Visualization and the Human Brain
"Imagination is more important than knowledge, for imagination embraces the world."
Over the millennia, our ancestors endeavored to teach survival skills to each subsequent generation. It quickly became evident that maximizing their innovative capabilities enhanced survival, increased longevity, and advanced a culture.
Anthropologists recently discovered that the ratio of older inhabitants to younger members of a civilization frequently determined, if and how far that group advanced on the path from short-term primitive living to sophisticated civilizations. Today’s mission for the next generation remains no different than it was 50,000 years ago.
Over the eons, the remarkable human brain evolved to store information, not merely for the purpose of being able to recall the past and its myriad details. Instead, early hominid brains developed in a manner that permitted them to successfully navigate a frequently dangerous and unpredictable world. While the physical world has always been governed by the same universal natural laws, our ancestors increasingly relied heavily upon patterns and relationships in nature to anticipate the future and to plan their behaviors accordingly in order to survive environments that were subject to change at a moment’s notice. These early “scientist-explorers” devoted the majority of each day to avoiding the numerous dangers while taking advantage of any clear and present opportunity. Keys to survival were
(1) distinguishing danger from opportunity
(2) storing accurate memory records
(3) visualizing appropriate responses.
Matters relevant to the danger-opportunity continuum warranted visualization and memorization. Early mankind learned to visualize future possibilities by using their imagination, asking the right questions, making observations, gathering data and information, classifying objects and events, making predictions, thoughtfully conducting tests and experimenting, operating on “best-guesses” and hunches, framing explanations based on evidence, communicating ideas, using trial-and-error strategies, revising their thinking as-needed, dedicating their lives to “making sense” of their environment –the ultimate quest of human knowledge. At the core of these new competencies was a complex web of curiosity, inferential and abstract thinking, not for academic purposes, but for survival.
Two million years ago, Homo habilis began an exponential brain growth enlarging both the cerebral cortex and expanding the cranium to encase and protect a much larger brain. Within a million years, the Homo sapiens brain doubled in size to 1350 cm2. The most distinguishing features evolved
(1) a brain that was extremely large relative to body mass

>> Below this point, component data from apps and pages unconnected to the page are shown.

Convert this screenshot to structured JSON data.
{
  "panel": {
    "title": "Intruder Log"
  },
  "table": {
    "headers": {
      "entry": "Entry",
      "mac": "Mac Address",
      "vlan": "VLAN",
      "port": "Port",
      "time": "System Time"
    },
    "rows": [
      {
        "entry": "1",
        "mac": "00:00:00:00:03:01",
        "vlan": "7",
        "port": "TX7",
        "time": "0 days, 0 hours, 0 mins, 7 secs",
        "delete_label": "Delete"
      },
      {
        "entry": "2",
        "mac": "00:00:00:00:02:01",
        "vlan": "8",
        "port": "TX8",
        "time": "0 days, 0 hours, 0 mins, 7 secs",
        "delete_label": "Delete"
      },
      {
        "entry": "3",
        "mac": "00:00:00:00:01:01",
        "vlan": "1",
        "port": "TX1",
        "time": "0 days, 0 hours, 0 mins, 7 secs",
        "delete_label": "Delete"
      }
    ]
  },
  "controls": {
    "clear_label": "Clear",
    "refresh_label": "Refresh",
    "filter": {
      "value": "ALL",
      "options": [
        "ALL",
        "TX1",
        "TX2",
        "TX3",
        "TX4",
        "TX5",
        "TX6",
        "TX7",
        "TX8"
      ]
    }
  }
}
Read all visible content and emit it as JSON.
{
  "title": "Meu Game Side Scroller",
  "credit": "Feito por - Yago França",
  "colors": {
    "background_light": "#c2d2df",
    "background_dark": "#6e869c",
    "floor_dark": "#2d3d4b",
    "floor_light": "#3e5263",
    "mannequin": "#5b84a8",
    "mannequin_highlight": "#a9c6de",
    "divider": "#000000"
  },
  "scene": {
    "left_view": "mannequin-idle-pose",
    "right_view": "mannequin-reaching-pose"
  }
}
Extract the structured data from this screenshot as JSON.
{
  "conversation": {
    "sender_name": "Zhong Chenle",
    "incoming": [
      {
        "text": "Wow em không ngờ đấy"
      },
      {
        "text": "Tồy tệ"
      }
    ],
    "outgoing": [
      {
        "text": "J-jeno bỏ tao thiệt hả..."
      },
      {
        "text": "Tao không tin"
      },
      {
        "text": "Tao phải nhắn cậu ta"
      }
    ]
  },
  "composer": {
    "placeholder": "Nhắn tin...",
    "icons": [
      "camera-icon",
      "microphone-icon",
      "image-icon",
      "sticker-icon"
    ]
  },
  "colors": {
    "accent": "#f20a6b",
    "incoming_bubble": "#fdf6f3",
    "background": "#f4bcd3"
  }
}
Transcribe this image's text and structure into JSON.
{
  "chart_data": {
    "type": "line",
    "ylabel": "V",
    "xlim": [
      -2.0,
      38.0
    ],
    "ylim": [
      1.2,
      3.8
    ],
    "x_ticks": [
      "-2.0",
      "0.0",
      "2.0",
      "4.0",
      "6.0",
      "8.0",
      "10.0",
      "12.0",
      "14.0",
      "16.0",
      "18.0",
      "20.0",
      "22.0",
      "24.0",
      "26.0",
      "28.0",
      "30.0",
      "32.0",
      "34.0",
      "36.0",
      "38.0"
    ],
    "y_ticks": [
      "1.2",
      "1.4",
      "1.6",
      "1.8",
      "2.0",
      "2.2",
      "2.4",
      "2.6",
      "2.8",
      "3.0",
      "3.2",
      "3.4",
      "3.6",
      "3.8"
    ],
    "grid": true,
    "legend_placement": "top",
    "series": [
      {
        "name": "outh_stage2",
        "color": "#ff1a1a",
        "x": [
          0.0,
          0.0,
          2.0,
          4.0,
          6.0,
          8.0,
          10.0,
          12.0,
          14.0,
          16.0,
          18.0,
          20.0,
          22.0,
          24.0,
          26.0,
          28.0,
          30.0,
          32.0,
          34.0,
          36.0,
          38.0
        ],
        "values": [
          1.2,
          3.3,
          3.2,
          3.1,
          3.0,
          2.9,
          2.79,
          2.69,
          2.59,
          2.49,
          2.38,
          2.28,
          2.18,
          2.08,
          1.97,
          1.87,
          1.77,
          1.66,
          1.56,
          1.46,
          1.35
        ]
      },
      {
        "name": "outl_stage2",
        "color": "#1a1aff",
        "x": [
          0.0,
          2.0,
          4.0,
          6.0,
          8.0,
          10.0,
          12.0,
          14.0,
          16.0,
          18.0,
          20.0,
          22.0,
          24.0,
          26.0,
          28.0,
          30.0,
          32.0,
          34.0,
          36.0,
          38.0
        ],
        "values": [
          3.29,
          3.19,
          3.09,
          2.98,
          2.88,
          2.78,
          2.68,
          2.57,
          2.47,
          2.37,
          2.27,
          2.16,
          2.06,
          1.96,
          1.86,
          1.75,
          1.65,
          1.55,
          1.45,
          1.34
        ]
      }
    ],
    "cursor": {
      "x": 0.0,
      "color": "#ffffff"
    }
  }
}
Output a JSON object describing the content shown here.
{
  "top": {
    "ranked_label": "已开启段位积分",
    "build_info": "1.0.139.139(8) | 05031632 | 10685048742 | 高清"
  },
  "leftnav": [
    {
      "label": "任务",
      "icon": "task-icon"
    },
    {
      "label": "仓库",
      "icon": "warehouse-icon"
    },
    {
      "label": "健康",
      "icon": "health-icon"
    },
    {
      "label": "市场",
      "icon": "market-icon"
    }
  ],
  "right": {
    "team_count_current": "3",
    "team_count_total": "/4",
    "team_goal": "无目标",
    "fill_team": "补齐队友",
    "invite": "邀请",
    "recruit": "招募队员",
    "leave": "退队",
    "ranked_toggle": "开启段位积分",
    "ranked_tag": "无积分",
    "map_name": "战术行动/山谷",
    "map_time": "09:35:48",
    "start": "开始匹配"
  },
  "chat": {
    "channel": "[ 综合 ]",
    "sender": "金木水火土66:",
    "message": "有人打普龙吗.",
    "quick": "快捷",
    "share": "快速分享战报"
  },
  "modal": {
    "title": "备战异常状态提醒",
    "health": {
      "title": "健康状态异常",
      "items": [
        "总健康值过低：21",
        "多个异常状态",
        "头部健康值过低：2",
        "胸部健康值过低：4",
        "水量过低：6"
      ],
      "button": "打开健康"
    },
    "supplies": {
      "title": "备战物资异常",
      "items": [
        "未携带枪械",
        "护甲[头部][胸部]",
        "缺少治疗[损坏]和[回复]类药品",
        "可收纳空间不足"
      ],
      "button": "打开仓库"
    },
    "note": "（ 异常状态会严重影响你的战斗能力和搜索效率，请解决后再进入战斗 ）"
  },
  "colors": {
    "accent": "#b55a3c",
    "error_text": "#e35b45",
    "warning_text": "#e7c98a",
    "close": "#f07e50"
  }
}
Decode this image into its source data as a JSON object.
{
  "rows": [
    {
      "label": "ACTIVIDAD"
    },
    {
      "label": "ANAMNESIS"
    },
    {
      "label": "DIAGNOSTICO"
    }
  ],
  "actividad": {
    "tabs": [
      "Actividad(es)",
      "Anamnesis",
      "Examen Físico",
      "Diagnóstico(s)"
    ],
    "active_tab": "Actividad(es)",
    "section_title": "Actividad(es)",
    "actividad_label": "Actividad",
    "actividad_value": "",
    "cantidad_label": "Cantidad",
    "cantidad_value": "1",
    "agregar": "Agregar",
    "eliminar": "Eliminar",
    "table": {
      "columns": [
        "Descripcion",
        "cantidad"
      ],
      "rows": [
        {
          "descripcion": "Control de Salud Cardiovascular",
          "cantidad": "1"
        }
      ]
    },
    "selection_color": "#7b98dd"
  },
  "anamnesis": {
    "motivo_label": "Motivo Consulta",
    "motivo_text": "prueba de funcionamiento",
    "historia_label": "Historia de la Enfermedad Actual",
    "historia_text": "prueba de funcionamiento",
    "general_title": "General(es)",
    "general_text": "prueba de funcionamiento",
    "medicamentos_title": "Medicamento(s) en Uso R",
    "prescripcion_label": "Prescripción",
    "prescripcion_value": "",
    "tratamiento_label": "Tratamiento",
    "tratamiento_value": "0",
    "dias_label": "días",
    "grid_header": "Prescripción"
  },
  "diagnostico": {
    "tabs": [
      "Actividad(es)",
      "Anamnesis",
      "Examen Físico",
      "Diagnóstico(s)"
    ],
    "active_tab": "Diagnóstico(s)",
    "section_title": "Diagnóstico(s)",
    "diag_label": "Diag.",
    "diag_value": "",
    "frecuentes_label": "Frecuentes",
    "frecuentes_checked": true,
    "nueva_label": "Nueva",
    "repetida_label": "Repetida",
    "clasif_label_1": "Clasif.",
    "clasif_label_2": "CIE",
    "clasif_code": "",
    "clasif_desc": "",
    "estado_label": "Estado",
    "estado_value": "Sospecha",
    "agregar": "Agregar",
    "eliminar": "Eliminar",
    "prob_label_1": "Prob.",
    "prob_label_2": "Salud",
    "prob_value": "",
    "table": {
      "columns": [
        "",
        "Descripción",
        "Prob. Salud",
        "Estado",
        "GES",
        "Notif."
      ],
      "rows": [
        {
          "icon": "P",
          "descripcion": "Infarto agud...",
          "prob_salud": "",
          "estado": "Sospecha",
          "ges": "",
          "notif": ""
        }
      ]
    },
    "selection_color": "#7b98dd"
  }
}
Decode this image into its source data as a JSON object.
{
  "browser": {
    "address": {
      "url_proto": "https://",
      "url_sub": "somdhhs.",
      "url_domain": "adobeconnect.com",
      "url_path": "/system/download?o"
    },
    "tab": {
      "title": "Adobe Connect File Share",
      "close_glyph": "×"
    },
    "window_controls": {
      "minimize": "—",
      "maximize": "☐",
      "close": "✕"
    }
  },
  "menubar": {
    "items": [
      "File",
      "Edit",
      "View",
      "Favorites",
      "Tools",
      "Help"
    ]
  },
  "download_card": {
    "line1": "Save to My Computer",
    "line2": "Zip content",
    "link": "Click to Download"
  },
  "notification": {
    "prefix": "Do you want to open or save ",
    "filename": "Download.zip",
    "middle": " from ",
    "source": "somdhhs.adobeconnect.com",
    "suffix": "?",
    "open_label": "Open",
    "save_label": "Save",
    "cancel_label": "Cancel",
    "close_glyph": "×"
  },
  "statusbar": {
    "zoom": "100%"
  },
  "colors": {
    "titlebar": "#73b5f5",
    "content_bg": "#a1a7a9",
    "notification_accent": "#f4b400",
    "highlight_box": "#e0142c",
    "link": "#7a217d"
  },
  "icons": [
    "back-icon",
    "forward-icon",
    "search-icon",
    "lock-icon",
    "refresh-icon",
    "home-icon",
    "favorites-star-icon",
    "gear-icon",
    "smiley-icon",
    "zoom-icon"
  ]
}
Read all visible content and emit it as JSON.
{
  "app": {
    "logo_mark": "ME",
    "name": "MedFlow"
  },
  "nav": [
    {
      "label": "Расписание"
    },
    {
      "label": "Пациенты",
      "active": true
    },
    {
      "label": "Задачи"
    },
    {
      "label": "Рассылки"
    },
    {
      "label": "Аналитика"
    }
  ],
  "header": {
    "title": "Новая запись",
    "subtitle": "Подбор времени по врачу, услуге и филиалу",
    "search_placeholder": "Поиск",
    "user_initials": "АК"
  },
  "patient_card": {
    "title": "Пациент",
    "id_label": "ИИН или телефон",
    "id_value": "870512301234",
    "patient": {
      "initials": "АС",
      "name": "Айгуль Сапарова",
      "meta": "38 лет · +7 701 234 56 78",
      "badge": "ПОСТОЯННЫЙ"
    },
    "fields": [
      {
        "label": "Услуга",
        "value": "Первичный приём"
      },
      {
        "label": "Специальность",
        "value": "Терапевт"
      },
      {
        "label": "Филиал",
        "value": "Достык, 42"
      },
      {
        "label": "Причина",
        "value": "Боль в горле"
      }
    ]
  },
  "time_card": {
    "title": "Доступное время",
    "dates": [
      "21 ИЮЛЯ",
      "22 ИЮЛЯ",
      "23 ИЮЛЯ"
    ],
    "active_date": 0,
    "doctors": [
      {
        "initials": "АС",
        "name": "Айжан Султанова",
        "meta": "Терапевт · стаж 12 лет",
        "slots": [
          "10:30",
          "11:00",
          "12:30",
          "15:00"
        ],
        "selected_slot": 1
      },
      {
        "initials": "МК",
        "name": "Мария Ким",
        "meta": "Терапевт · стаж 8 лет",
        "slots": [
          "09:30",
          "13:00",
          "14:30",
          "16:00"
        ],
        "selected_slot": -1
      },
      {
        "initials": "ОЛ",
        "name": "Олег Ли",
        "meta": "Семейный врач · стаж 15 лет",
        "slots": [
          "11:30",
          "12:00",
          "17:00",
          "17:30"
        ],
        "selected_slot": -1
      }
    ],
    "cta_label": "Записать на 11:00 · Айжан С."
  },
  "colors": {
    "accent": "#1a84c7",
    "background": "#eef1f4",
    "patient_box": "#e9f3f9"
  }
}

(2) the cognitive abilities to create tools and technology, to reason and plan
(3) a unique ability to adapt to a plethora of environments and circumstances, as well as to create their own environments, rather than just adapting to natural surroundings.